From Plan C: Radical Municipalism, or how ambitious projects strengthen citizens

ETICA kindergarten, part of the Ciudad Futura movement. Thanks to Open Democracy.

ETICA kindergarten, part of the Ciudad Futura movement.

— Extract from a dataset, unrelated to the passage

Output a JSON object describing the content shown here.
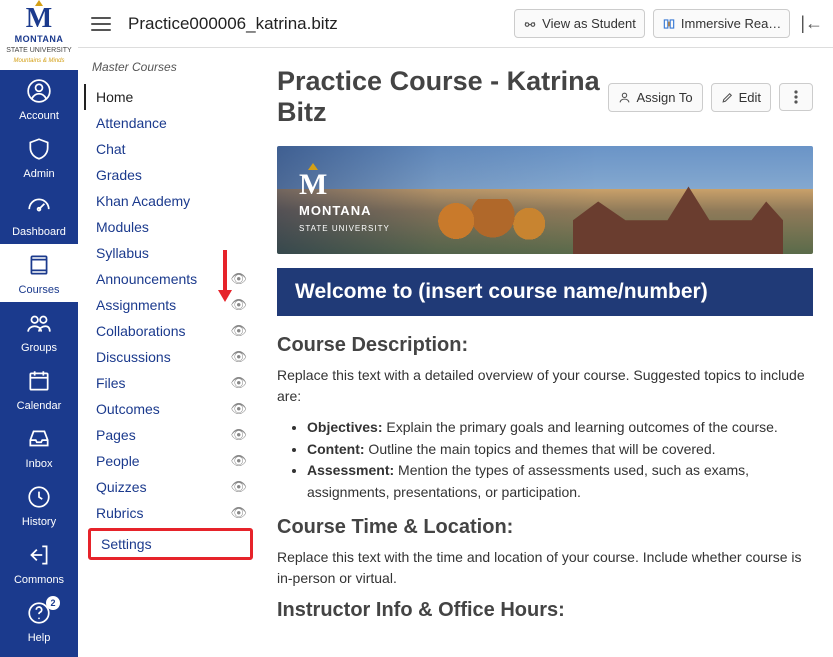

Thanks to Open Democracy.

We have been tracking the rise of radical localism and "municipalism" since the start of A/UK (see theme here). This post on "Radical Municipalism and Directional Demands" comes from Plan C - a new political platform inspired by left-anarchism and the works of Negri & Hardt (previously blogged about here). 

The nub of this (often dense) article is simple: "That the ‘municipal’ – whether we’re talking about towns, cities or city-regions – might be a fundamentally important scale at which, and through which, to generate progressive movements towards post-capitalism".

And "directional demands" are "demands that, in their fulfillment and/or the struggle for their fulfillment, have a concrete effect on how we think about what is possible". Meaning, in essence, that ambitious local projects, once embarked on, can profoundly empower and inspire citizens. 

The article has a useful section on global examples of a "radical municipalism, shaped by directional demands": 

Riace, Italy – the small Italian town that has received global recognition for its successful open door policy towards refugees

Jackson, MI – the American city where predominantly black working-class communities are looking to create a cooperative solidarity economy through a combination of direct action and electoral strategies under the banner of Cooperation Jackson

Naples, Italy – where in 2016 the radicalized mayor De Magistris established a “Department of the Commons”, part of a process of protecting seven properties that had been reclaimed by social initiatives

Rosario, Argentina – where the social movement Ciudad Futura, which has its roots in a network of different types of social reproduction, have also successfully listed a number of candidates for election to the city council

Barcelona, Spain – alongside a number of Spanish cities with similar projects, Barcelona is seen as a ‘flagship’ of this new radical municipalist strategy, where the citizens platform Barcelona en Comú has implemented a number of progressive policies, not least promoting direct citizen involvement in policy development, and a participatory budgeting system to redistribute the excessive politicians wages to activist and community groups.

More here.